Search the collections
Phenakistoscope Disc - Jumping Frogs, post 1832 Reg. No: ST 039144
- Phenakistoscope disc featuring an inner and outer circle of jumping frogs, each in a slightly different position. It appears to be a cruder version of a similar disc produced by Ackermann & Co. The disc is a component of the phenakistoscope, an animation device. These discs were interchangeable and various scenarios illustrating movement were available.
The phenakistoscope disc has a number of regularly spaced slits in the circumference of the disc. To create the animation the disc is fitted onto a central handle; the viewer then faces a mirror, with the image likewise facing the mirror. To view the animation the disc is spun, and the viewer looks through the slits at the mirror.

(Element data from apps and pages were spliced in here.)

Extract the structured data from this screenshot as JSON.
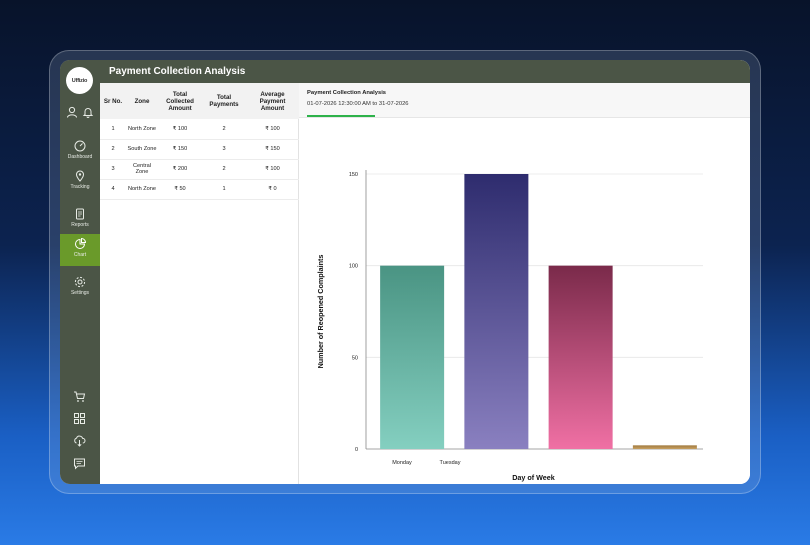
{
  "app": {
    "logo_text": "Uffizio",
    "window_title": "Payment Collection Analysis"
  },
  "sidebar": {
    "items": [
      {
        "label": "Dashboard",
        "icon": "dashboard-gauge-icon"
      },
      {
        "label": "Tracking",
        "icon": "tracking-pin-icon"
      },
      {
        "label": "Reports",
        "icon": "reports-document-icon"
      },
      {
        "label": "Chart",
        "icon": "chart-pie-icon",
        "active": true
      },
      {
        "label": "Settings",
        "icon": "settings-gear-icon"
      }
    ],
    "active_color": "#6a9a2a",
    "bottom_icons": [
      "cart-icon",
      "apps-grid-icon",
      "cloud-download-icon",
      "feedback-icon"
    ]
  },
  "table": {
    "columns": [
      "Sr No.",
      "Zone",
      "Total Collected Amount",
      "Total Payments",
      "Average Payment Amount"
    ],
    "rows": [
      [
        "1",
        "North Zone",
        "₹ 100",
        "2",
        "₹ 100"
      ],
      [
        "2",
        "South Zone",
        "₹ 150",
        "3",
        "₹ 150"
      ],
      [
        "3",
        "Central Zone",
        "₹ 200",
        "2",
        "₹ 100"
      ],
      [
        "4",
        "North Zone",
        "₹ 50",
        "1",
        "₹ 0"
      ]
    ]
  },
  "chart_panel": {
    "title": "Payment Collection Analysis",
    "date_range": "01-07-2026 12:30:00 AM to 31-07-2026",
    "tab_color": "#2db24a"
  },
  "chart_data": {
    "type": "bar",
    "categories": [
      "Monday",
      "Tuesday",
      "",
      ""
    ],
    "values": [
      100,
      150,
      100,
      2
    ],
    "xlabel": "Day of Week",
    "ylabel": "Number of Reopened Complaints",
    "ylim": [
      0,
      150
    ],
    "yticks": [
      0,
      50,
      100,
      150
    ],
    "grid": true,
    "bar_colors": [
      [
        "#4a9483",
        "#84cfc0"
      ],
      [
        "#2e2c6e",
        "#8a80c0"
      ],
      [
        "#7a2a4a",
        "#f070a4"
      ],
      [
        "#a07a40",
        "#c8a060"
      ]
    ]
  }
}
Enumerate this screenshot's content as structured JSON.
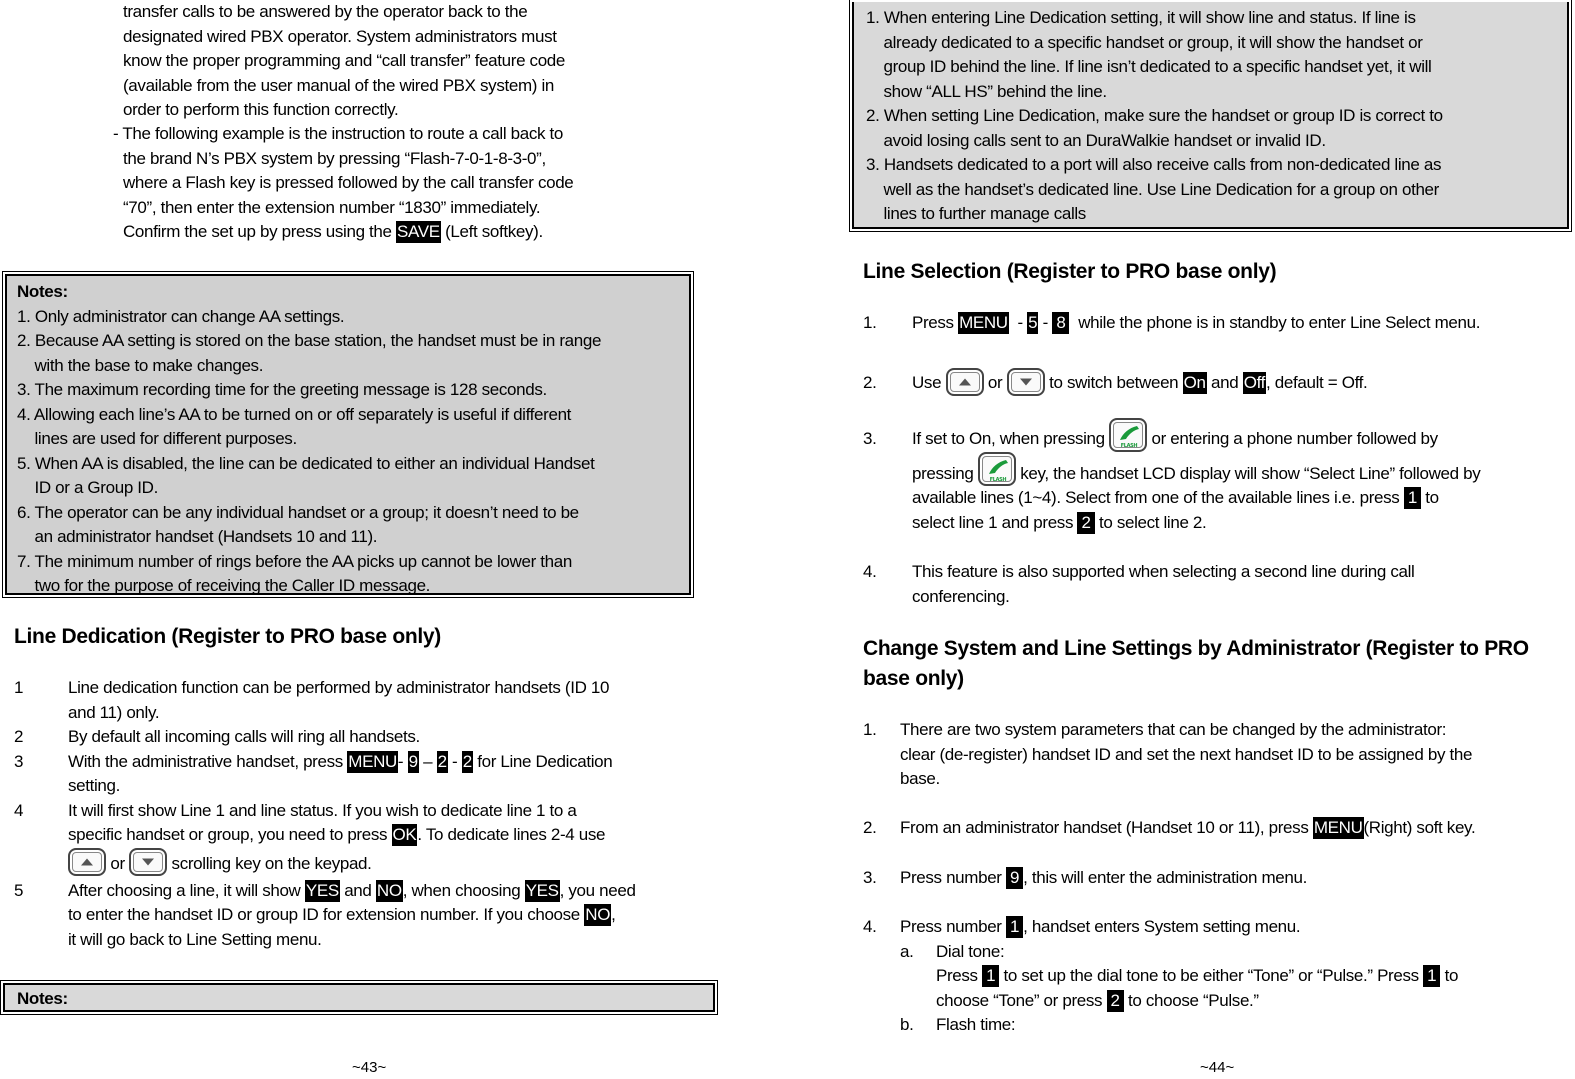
{
  "left_page": {
    "intro_lines": [
      "transfer calls to be answered by the operator back to the",
      "designated wired PBX operator. System administrators must",
      "know the proper programming and “call transfer” feature code",
      "(available from the user manual of the wired PBX system) in",
      "order to perform this function correctly."
    ],
    "example_lines": [
      "- The following example is the instruction to route a call back to",
      "the brand N’s PBX system by pressing “Flash-7-0-1-8-3-0”,",
      "where a Flash key is pressed followed by the call transfer code",
      "“70”, then enter the extension number “1830” immediately."
    ],
    "confirm": {
      "before": "Confirm the set up by press using the ",
      "key": "SAVE",
      "after": " (Left softkey)."
    },
    "notes_box_1": {
      "title": "Notes:",
      "lines": [
        "1. Only administrator can change AA settings.",
        "2. Because AA setting is stored on the base station, the handset must be in range",
        "    with the base to make changes.",
        "3. The maximum recording time for the greeting message is 128 seconds.",
        "4. Allowing each line’s AA to be turned on or off separately is useful if different",
        "    lines are used for different purposes.",
        "5. When AA is disabled, the line can be dedicated to either an individual Handset",
        "    ID or a Group ID.",
        "6. The operator can be any individual handset or a group; it doesn’t need to be",
        "    an administrator handset (Handsets 10 and 11).",
        "7. The minimum number of rings before the AA picks up cannot be lower than",
        "    two for the purpose of receiving the Caller ID message."
      ]
    },
    "line_dedication": {
      "heading": "Line Dedication (Register to PRO base only)",
      "items": [
        {
          "num": "1",
          "lines": [
            "Line dedication function can be performed by administrator handsets (ID 10",
            "and 11) only."
          ]
        },
        {
          "num": "2",
          "lines": [
            "By default all incoming calls will ring all handsets."
          ]
        },
        {
          "num": "3",
          "pre": "With the administrative handset, press ",
          "k1": "MENU",
          "s1": "- ",
          "k2": "9",
          "s2": " – ",
          "k3": "2",
          "s3": " - ",
          "k4": "2",
          "post": " for Line Dedication",
          "line2": "setting."
        },
        {
          "num": "4",
          "line1": "It will first show Line 1 and line status. If you wish to dedicate line 1 to a",
          "pre2": "specific handset or group, you need to press ",
          "key": "OK",
          "post2": ". To dedicate lines 2-4 use",
          "or": " or ",
          "post3": " scrolling key on the keypad."
        },
        {
          "num": "5",
          "p1": "After choosing a line, it will show ",
          "k1": "YES",
          "p2": " and ",
          "k2": "NO",
          "p3": ", when choosing ",
          "k3": "YES",
          "p4": ", you need",
          "p5": "to enter the handset ID or group ID for extension number. If you choose ",
          "k4": "NO",
          "p6": ",",
          "line3": "it will go back to Line Setting menu."
        }
      ]
    },
    "notes_box_2": {
      "title": "Notes:"
    },
    "page_number": "~43~"
  },
  "right_page": {
    "notes_box": {
      "lines": [
        "1. When entering Line Dedication setting, it will show line and status. If line is",
        "    already dedicated to a specific handset or group, it will show the handset or",
        "    group ID behind the line. If line isn’t dedicated to a specific handset yet, it will",
        "    show “ALL HS” behind the line.",
        "2. When setting Line Dedication, make sure the handset or group ID is correct to",
        "    avoid losing calls sent to an DuraWalkie handset or invalid ID.",
        "3. Handsets dedicated to a port will also receive calls from non-dedicated line as",
        "    well as the handset’s dedicated line. Use Line Dedication for a group on other",
        "    lines to further manage calls"
      ]
    },
    "line_selection": {
      "heading": "Line Selection (Register to PRO base only)",
      "item1": {
        "num": "1.",
        "pre": "Press ",
        "k1": "MENU",
        "s1": "  - ",
        "k2": "5",
        "s2": " - ",
        "k3": "8",
        "post": "  while the phone is in standby to enter Line Select menu."
      },
      "item2": {
        "num": "2.",
        "pre": "Use ",
        "or": " or ",
        "mid": " to switch between ",
        "k1": "On",
        "and": " and ",
        "k2": "Off",
        "post": ", default = Off."
      },
      "item3": {
        "num": "3.",
        "pre1": "If set to On, when pressing ",
        "post1": " or entering a phone number followed by",
        "pre2": "pressing ",
        "post2": " key, the handset LCD display will show “Select Line” followed by",
        "pre3": "available lines (1~4).  Select from one of the available lines i.e. press ",
        "k1": "1",
        "post3": " to",
        "pre4": "select line 1 and press ",
        "k2": "2",
        "post4": " to select line 2.",
        "flash_label": "FLASH"
      },
      "item4": {
        "num": "4.",
        "lines": [
          "This feature is also supported when selecting a second line during call",
          "conferencing."
        ]
      }
    },
    "admin_settings": {
      "heading_lines": [
        "Change System and Line Settings by Administrator (Register to PRO",
        "base only)"
      ],
      "item1": {
        "num": "1.",
        "lines": [
          "There are two system parameters that can be changed by the administrator:",
          "clear (de-register) handset ID and set the next handset ID to be assigned by the",
          "base."
        ]
      },
      "item2": {
        "num": "2.",
        "pre": "From an administrator handset (Handset 10 or 11), press ",
        "key": "MENU",
        "post": "(Right) soft key."
      },
      "item3": {
        "num": "3.",
        "pre": "Press number ",
        "key": "9",
        "post": ", this will enter the administration menu."
      },
      "item4": {
        "num": "4.",
        "pre": "Press number ",
        "key": "1",
        "post": ", handset enters System setting menu."
      },
      "sub_a": {
        "label": "a.",
        "title": "Dial tone:",
        "pre": "Press ",
        "k1": "1",
        "mid": " to set up the dial tone to be either “Tone” or “Pulse.” Press ",
        "k2": "1",
        "post": " to",
        "pre2": "choose “Tone” or press ",
        "k3": "2",
        "post2": " to choose “Pulse.”"
      },
      "sub_b": {
        "label": "b.",
        "title": "Flash time:"
      }
    },
    "page_number": "~44~"
  }
}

The phenakistoscope was part of a range of popular philosophical or optical toys created in the 19th century. Like the phenakistoscope, most attempted to create the illusion of movement using a series of static images.
This phenakistoscope disc is part of the Francis Collection of pre-cinematic apparatus and ephemera, acquired by the Australian and Victorian Governments in 1975. David Francis was the curator of the National Film and Sound Archive of the British Film Institute as well as being a co-founder of the Museum of the Moving Image in London, which was operational between 1988 and 1999.
- Description Of Content:
- This phenakistoscope disc features an inner and outer circle of jumping frogs, each in a slightly different position.
- Acquisition Information:
- Loan & Subsequent Donation from Australian Film Institute (AFI)
|Dimensions:||215 mm (Diameter)|
|Tagged with:||pre-cinema moving images, animation, optical illusion devices, phenakistiscopes, phenakistoscopes|
|Themes this item is part of:||Philosophical (optical) toys - the details, Philosophical (optical) toys - a summary, Francis Collection, Images & Image Making Collection, Leisure Collection|
|Primary Classification:||RECREATION & TOURISM|
|Tertiary Classification:||optical devices|
|Inventor:||Mr Joseph Plateau, Belgium, 1832|
|Inventor:||Simon von Stampfer, Austria, 1832|
|Collector:||Mr David Francis, London, Middlesex, England, Great Britain, 1990|